So after I cover the biblical and historical aspects of stewardship, I take on the twin plagues afflicting Kenyan Christianity.  The first is the issue of dependency, which is what I introduced in my presentation of my first chapter this past Saturday.  The second is the so-called health and prosperity heresy that is gutting our churches of recognizable Christianity.  Both dependency and the prosperity heresies destroy  stewardship and discipleship in our churches.  And both, for different reasons, have contributed to the life-threatening weakness of Kenyan Christianity.
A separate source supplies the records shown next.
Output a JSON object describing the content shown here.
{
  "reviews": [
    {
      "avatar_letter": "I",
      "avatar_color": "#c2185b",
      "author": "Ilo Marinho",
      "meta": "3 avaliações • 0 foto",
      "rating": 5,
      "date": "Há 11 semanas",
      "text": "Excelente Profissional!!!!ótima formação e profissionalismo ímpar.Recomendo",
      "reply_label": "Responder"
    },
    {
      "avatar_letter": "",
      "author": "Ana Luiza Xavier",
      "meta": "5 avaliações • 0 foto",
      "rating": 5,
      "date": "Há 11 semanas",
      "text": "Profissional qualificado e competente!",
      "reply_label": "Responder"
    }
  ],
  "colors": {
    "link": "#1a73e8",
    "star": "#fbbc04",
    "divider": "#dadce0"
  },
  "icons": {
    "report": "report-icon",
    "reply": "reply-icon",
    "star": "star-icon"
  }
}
A doctor cannot help the patient unless he first diagnoses what’s causing him to be sick.  And so once we see both dependency and the prosperity heresies for what they are, we can take steps to bring our churches and our fellow believers back into health, at least with respect to money and stewardship.  And so I give practical steps that individuals and churches can take to become good stewards of what God has given them.  And I give examples both of parishes that get stewardship right and are seeing some amazing things happen in their midst as a result, and examples of churches who are still doing money the old way, and the awful things that are going on there as a result.


In the penultimate chapter of my book I demonstrate the connection between discipleship and stewardship and to call my fellow ministers here in Kenya and my fellow church members to hear Jesus’ call to stewardship as fundamental to what it means to be a Christian, to repent of our wrong attitudes towards money and possessions, as if they were ours, and to give ourselves and all we have to Jesus to use as he wants us to do.


The last chapter shares an experience I had at an institution that demonstrates how pervasive the curse of dependency is among many churches and Christians and how difficult it is to lead someone, or a church, or an institution out of that perspective.

Those of you who pray, please do so, specifically that this project may be published and that it may be useful in God’s hands in the life of the churches of Kenya and in the lives of individual Christians.  Those of you who have gardens know that for your shamba to flourish, you’ve got to keep on top of the weeds, otherwise the shamba’s potential is utterly wasted.  Kenya’s churches have gone at least thirty years without anyone addressing the issue of money.  You can just imagine the shape we’re in.